Background: Oxygen uptake at the anaerobic threshold (VO2AT), a submaximal exercise-derived variable, independent of patients' motivation, is a marker of outcome in heart failure (HF). However, previous evidence of VO2AT values paradoxically higher in HF patients with permanent atrial fibrillation (AF) than in those with sinus rhythm (SR) raised uncertainties. Design: We tested the prognostic role of VO2AT in a large cohort of systolic HF patients, focusing on possible differences between SR and AF. Methods: Altogether 2976 HF patients (2578 with SR and 398 with AF) were prospectively followed. Besides a clinical examination, each patient underwent a maximal cardiopulmonary exercise test (CPET). Results: The follow-up was analysed for up to 1500 days. Cardiovascular death or urgent cardiac transplantation occurred in 303 patients (250 (9.6%) patients with SR and 53 (13.3%) patients with AF, p=0.023). In the entire population, multivariate analysis including peak oxygen uptake (VO2) showed a prognostic capacity (C-index) similar to that obtained including VO2AT (0.76 vs 0.72). Also, left ventricular ejection fraction, ventilation vs carbon dioxide production slope, β-blocker and digoxin therapy proved to be significant prognostic indexes. The receiver-operating characteristic (ROC) curves analysis showed that the best predictive VO2AT cut-off for the SR group was 11.7 ml/kg/min, while it was 12.8 ml/kg/min for the AF group. Conclusions: VO2AT, a submaximal CPET-derived parameter, is reliable for long-term cardiovascular mortality prognostication in stable systolic HF. However, different VO2AT cut-off values between SR and AF HF patients should be adopted.
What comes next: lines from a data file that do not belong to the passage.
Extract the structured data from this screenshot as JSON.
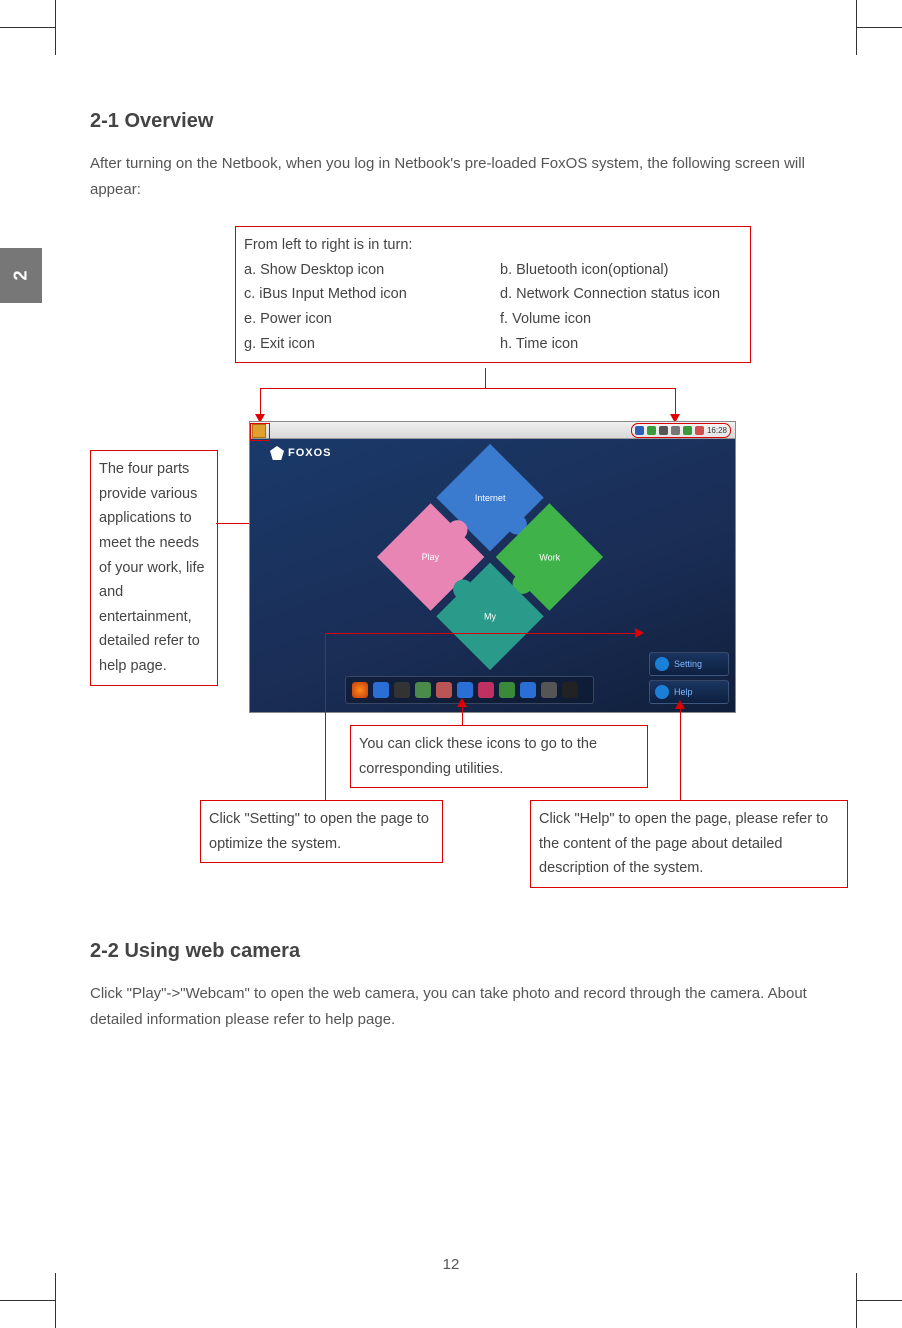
{
  "chapter_tab": "2",
  "section1": {
    "heading": "2-1 Overview",
    "intro": "After turning on the Netbook, when you log in Netbook's pre-loaded FoxOS system, the following screen will appear:"
  },
  "callout_top": {
    "intro": "From left to right is in turn:",
    "left": [
      "a. Show Desktop icon",
      "c. iBus Input Method icon",
      "e. Power icon",
      "g. Exit icon"
    ],
    "right": [
      "b. Bluetooth icon(optional)",
      "d. Network Connection status icon",
      "f. Volume icon",
      "h. Time icon"
    ]
  },
  "callout_left": "The four parts provide various applications to meet the needs of your work, life and entertainment, detailed refer to help page.",
  "callout_dock": "You can click these icons to go to the corresponding utilities.",
  "callout_setting": "Click \"Setting\" to open the page to optimize the system.",
  "callout_help": "Click \"Help\" to open the page, please refer to the content of the page about detailed description of the system.",
  "screenshot": {
    "logo": "FOXOS",
    "puzzle": {
      "top": "Internet",
      "right": "Work",
      "bottom": "My",
      "left": "Play"
    },
    "side": {
      "setting": "Setting",
      "help": "Help"
    },
    "tray_time": "16:28"
  },
  "section2": {
    "heading": "2-2 Using web camera",
    "body": "Click \"Play\"->\"Webcam\" to open the web camera, you can take photo and record through the camera. About detailed information please refer to help page."
  },
  "page_number": "12"
}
- anaerobic threshold
- atrial fibrillation
- Heart failure
ASJC Scopus subject areas
- Cardiology and Cardiovascular Medicine